Contemplation & Spirituality

Mystical Wisdom


The Jewish mystical tradition of Kabbalah has always been in my heart and spirit, and one of its metaphors has a particularly strong resonance in my life – when we look at the page of a book, we see black letters, but there is also a white page. From an early age we are programmed to perceive only the black letters. Our whole culture is basically transfixed by the letters. This means we are collectively living in a more or less reduced version of reality, and we have forgotten that this is so.

The widespread adoption of Mindfulness can be seen as a collective move of ‘correction’ of this forgetting.

The ‘white page’ has been experienced and written about in every single culture worldwide, for at least 3000 years. It is often referred to as the core of our consciousness, even our ‘true self’. Anyone who engages  with creativity knows this white page, as do athletes who enter ‘the zone’ of peak performance, as do people in all fields who get new ideas, or who, accidentally or deliberately, enter deeper states of oneness.

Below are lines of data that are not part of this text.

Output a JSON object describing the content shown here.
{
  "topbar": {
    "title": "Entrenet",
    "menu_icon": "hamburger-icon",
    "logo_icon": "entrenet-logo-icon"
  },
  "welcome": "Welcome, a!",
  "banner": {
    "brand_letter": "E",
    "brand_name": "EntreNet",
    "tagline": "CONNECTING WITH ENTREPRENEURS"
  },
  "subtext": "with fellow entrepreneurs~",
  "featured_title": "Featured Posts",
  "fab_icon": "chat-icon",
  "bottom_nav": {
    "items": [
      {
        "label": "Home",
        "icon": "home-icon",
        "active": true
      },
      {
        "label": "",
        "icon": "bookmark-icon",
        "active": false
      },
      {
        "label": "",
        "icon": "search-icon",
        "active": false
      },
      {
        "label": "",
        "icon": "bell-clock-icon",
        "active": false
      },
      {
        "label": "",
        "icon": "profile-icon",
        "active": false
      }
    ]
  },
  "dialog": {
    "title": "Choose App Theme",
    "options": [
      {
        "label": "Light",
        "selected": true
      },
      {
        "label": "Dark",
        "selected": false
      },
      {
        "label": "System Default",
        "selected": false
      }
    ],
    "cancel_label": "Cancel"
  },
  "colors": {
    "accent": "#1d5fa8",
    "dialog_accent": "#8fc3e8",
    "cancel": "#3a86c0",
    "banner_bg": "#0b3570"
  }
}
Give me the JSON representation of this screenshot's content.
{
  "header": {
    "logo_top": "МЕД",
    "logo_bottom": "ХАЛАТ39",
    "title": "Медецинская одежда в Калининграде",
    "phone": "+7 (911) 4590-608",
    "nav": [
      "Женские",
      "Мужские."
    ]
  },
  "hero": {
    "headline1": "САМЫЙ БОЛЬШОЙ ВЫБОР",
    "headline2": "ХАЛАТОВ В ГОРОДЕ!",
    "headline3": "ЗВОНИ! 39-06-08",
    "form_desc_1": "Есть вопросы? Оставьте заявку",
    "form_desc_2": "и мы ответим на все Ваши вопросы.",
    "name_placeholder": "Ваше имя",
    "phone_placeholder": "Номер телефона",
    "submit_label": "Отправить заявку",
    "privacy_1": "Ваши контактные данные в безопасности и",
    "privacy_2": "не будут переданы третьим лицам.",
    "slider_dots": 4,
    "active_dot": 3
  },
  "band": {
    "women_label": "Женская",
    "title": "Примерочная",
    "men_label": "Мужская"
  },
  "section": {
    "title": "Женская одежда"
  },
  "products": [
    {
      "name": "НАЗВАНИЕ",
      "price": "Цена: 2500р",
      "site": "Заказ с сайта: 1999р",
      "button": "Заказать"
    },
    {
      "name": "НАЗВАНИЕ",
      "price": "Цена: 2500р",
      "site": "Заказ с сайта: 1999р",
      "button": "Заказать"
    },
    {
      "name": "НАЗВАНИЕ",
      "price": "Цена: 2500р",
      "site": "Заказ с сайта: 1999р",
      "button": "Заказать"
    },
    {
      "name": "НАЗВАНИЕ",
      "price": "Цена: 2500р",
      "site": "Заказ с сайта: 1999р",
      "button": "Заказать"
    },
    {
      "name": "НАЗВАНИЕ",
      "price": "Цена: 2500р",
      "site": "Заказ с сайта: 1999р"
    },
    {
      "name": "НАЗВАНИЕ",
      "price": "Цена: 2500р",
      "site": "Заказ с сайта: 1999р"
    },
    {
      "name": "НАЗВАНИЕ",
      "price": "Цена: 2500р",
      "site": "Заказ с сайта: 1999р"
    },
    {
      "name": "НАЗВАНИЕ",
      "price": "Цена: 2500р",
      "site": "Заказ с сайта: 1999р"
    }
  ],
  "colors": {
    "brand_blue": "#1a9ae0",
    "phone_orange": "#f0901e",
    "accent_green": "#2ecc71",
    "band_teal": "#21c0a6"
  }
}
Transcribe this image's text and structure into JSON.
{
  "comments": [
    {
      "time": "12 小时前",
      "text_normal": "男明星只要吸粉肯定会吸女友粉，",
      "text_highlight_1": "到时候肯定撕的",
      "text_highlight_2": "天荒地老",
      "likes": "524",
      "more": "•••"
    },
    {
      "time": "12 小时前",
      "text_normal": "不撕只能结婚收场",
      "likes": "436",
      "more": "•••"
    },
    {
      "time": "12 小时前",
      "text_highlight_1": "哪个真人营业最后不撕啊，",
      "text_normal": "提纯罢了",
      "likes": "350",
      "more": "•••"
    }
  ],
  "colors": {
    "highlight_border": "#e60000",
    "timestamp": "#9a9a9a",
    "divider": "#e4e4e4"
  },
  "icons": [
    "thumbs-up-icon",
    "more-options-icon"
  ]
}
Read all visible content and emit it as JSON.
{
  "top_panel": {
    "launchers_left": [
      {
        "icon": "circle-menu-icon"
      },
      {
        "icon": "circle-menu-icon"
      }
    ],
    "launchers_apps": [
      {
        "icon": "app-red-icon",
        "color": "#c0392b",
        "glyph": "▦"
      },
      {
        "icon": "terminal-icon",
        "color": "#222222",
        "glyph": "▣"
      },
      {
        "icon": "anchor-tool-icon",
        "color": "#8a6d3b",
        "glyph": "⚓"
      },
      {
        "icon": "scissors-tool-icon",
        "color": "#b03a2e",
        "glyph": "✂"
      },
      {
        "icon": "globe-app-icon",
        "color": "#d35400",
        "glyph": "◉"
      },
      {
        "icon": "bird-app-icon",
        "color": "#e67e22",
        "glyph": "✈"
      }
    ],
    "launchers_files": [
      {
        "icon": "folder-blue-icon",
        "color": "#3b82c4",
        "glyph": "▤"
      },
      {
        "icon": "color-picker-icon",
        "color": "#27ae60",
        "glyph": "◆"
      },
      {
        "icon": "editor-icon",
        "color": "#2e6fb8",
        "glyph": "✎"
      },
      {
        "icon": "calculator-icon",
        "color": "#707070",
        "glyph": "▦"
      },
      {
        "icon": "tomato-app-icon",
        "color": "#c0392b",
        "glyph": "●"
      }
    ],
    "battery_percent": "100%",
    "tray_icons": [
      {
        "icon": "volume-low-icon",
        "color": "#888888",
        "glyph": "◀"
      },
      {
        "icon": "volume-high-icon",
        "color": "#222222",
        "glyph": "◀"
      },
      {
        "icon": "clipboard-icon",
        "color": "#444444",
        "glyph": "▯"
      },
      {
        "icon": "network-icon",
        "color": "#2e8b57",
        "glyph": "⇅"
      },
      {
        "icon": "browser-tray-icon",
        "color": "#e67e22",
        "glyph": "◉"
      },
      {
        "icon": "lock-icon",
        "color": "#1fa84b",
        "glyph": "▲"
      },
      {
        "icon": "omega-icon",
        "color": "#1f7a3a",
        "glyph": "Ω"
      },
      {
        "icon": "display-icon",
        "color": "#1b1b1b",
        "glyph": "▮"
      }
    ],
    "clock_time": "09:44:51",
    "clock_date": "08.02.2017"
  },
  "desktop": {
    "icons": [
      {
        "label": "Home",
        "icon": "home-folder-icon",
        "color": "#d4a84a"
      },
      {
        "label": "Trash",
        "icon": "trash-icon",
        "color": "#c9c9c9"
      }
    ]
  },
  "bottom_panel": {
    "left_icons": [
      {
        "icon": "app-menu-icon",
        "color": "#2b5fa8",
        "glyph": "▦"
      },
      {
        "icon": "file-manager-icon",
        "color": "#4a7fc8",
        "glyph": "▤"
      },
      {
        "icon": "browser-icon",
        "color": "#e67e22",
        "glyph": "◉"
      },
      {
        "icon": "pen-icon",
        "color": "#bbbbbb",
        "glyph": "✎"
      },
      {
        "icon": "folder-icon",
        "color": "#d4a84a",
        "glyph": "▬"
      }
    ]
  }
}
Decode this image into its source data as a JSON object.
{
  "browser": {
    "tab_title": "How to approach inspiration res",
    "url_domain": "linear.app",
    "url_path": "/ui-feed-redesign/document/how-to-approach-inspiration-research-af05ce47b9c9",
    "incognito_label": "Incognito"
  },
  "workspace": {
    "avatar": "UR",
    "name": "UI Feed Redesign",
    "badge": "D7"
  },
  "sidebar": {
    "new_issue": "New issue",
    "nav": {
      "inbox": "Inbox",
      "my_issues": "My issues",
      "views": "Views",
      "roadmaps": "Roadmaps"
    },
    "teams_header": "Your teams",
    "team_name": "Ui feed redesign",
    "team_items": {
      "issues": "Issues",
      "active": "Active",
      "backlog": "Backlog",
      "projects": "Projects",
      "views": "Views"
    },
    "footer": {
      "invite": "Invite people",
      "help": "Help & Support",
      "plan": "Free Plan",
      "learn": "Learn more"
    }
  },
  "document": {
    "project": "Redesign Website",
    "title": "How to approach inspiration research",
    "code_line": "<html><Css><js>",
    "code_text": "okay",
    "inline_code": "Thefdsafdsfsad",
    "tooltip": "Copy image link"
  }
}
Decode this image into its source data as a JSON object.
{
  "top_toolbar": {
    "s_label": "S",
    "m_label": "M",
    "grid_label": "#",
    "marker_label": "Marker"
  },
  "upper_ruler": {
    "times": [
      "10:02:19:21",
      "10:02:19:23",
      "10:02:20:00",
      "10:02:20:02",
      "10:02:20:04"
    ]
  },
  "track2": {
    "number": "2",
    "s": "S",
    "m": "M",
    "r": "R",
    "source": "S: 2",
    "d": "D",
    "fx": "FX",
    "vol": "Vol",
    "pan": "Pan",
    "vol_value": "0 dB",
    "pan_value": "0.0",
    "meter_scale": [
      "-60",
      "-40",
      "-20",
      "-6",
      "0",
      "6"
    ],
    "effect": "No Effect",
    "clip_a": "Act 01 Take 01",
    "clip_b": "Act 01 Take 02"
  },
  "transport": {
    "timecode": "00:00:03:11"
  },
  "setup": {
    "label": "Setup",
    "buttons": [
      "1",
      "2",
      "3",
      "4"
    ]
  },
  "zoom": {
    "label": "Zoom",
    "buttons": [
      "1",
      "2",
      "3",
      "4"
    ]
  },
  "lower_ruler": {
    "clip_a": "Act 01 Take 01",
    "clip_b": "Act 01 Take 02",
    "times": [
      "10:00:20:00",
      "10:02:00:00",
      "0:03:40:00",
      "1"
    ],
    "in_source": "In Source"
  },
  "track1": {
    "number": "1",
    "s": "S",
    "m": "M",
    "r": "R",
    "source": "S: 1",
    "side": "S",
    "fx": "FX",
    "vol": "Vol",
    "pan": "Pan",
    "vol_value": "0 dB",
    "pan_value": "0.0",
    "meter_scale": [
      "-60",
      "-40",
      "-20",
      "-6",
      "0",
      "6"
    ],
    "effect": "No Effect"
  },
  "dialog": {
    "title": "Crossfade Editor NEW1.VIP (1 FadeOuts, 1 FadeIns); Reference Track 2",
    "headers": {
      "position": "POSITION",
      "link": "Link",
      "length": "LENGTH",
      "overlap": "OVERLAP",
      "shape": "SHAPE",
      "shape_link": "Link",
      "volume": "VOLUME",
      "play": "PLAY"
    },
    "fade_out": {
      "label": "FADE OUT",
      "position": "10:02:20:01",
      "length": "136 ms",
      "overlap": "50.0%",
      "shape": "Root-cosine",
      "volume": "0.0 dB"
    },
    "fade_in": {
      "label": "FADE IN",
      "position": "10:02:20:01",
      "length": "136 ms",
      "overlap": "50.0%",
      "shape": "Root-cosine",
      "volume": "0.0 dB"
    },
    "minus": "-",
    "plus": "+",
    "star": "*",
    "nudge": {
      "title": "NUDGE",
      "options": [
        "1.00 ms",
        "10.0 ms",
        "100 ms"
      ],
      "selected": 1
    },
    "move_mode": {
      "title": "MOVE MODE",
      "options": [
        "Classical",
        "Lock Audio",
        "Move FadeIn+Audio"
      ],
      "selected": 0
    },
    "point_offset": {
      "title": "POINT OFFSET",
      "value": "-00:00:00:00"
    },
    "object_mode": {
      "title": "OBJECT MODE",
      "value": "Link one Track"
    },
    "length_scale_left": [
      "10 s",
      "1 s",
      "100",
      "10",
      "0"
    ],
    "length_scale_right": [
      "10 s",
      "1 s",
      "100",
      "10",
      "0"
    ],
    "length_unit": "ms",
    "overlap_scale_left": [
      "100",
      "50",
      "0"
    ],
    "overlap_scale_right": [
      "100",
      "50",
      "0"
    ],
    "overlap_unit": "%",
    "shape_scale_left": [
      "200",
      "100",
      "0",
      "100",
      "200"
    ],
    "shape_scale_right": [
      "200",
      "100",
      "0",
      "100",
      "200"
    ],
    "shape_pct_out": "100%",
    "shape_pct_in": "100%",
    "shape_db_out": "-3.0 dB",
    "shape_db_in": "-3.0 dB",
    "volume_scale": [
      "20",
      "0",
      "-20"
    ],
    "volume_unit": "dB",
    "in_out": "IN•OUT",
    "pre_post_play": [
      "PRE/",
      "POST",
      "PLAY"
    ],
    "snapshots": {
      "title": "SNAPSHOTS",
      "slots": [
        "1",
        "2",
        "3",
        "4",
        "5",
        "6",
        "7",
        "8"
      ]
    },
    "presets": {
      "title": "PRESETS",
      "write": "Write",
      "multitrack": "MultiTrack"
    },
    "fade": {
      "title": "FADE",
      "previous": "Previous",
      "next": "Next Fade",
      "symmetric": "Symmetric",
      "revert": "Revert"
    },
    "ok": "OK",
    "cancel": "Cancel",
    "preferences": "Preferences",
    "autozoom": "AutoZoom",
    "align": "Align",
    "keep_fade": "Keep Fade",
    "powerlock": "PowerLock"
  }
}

The Spacious Interior

I understand now that one essential part of spiritual development is all the practices that enable us to locate ourselves more and more in this spacious interior, from which we can experience having a body, having emotions, having thoughts. This is radically different from the habitual identity of being primarily a thinker.

I have always believed that the real purpose of all arts is to awaken different dimensions of consciousness in us. Art at is best is a state-altering energetic transmission from the white page. The energy that comes from them penetrates our fixed structures and stimulates streams of energy within us.

That is why we are drawn magnetically to music, opera, theatre, painting etc. Great art changes us, at least momentarily.

The awareness of more expanded reality awoke in a instant for me at the age of 16. After that I immersed myself as deeply as I could in different paths that came onto my radar. In my early twenties Zen Buddhism and Carlos Castaneda were beacons, as were physical practices such as yoga. I used to order the Castaneda books as soon as they came out in the US, and my best friend and I loved going to Wales and running down mountainsides as fast as we could in order to activate instinctual, body-led states. We were determined to see the ‘energy lines’ Castaneda spoke of (and managed not to break any limbs in so doing…)

Later I immersed in Sufism, in Jungian literature and in various martial arts. I studied two years with a Zen teacher, two years with a Hawaiian Kahuna, and often came back to the writings of Ken Wilber and  G.I. Gurdjieff. And of course, given my experience at 16, Tibetan Buddhism was always in the background.


When my wife and I went to Tibet in 2006 I burst into tears as we landed, filled with a sense of coming home. While we were there I slept very little because almost every night, as soon as I lay down I saw/heard a whole group of Tibetan monks around my bed, chattering away…

I don’t know how to explain this, nor do I seek to explain it, and dislike explanations involving ‘past lives’. I prefer to live the experience, and allow the not-knowing…

Thomas Hübl

In recent years, and in particular through five years of intensive study with spiritual teacher Thomas Hübl, I have come to embrace a path that is as integrative as possible – daily meditation and contemplation to activate higher levels of consciousness, regular attention to the healing of the unintegrated, wounded parts of ourselves and our culture.


Nature has always been an essential resource for me. From the gentle Cotswolds, to the rough beauty of the Peak District, to the elemental landscapes of the Shetland Isles. Dorset, Cornwall, the Lake District, Mull, Iona, the UK has an endlessly rich palette.

Further afield I love the deserts of the Negev and Sinai, and my heart is filled by so much of Italy

– the rolling olive-tree hills of Puglia, as well as the breathtaking beauty of the old parts of Bologna, Verona, Lecce, Martina Franca, Matera, Conversano, Ostuni, to name but a few.

In all of these places I walk, often very slowly, often in awe, always with deep gratitude for the nurture to body, heart, soul and spirit.


Such deep texts about Spirituality cannot end without mention of one the deepest sources of pleasure and despair in my life. Really, while people do attempt to explain G-d, no-one could ever explain the depth, length and sheer mystery of the loyalty one feels to the entity that is one’s football team.

The fact that I have passed this bond on to my children, if not my wife (though I still try), is a legacy to be quietly (or often not so quietly) pleased with…FOR EVER